# [GOAL OF THE EXERCISE]
Work out how many lines of the material below contain the word "label", then write that number alone.

----

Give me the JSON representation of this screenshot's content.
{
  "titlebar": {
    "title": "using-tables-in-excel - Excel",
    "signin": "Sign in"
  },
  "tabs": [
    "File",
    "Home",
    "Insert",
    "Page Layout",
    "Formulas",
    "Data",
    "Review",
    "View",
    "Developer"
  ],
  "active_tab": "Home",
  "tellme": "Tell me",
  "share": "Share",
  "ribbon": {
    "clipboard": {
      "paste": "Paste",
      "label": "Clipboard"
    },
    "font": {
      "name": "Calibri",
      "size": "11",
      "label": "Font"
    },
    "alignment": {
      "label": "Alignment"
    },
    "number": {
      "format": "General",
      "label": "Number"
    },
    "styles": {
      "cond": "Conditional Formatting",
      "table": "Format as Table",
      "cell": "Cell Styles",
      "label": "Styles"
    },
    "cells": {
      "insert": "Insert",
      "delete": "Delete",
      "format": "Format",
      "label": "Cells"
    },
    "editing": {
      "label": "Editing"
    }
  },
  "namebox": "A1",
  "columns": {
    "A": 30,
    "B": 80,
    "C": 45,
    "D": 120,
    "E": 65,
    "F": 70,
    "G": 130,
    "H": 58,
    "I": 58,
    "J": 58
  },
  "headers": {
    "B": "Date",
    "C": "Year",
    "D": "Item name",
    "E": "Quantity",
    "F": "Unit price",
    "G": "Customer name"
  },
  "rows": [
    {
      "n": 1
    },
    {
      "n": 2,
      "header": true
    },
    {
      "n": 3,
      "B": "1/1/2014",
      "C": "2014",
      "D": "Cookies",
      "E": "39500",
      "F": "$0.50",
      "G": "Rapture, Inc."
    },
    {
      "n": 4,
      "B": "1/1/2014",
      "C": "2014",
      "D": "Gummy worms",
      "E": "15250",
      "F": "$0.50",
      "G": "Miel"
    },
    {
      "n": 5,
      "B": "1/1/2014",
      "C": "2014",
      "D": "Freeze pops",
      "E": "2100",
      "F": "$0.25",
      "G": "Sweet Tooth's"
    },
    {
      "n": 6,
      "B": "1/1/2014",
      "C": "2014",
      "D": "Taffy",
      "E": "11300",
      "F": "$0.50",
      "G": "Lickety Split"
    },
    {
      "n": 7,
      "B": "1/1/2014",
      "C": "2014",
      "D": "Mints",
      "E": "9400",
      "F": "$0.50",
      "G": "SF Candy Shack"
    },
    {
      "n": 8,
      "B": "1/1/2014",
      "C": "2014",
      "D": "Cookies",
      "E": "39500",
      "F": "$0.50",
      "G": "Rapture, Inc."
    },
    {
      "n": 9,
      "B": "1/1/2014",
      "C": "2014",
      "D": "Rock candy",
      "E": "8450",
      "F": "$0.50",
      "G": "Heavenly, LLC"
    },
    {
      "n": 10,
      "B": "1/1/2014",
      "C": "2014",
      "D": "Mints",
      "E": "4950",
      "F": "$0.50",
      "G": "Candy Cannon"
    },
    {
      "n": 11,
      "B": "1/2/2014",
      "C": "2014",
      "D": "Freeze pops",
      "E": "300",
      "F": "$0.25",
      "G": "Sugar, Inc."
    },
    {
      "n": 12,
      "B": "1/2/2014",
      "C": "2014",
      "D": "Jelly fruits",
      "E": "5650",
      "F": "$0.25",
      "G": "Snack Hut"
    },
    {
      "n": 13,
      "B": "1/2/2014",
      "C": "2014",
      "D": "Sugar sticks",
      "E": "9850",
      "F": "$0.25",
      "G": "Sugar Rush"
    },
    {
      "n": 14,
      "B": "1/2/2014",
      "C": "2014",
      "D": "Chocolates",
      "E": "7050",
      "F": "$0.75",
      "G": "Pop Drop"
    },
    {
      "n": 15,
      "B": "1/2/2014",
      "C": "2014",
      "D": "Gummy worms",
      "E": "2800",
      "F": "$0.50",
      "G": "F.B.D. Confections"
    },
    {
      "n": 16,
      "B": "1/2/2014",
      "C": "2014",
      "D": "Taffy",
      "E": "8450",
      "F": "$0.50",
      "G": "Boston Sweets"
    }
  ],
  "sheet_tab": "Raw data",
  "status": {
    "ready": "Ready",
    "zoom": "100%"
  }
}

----

# [TASK ANSWER]
7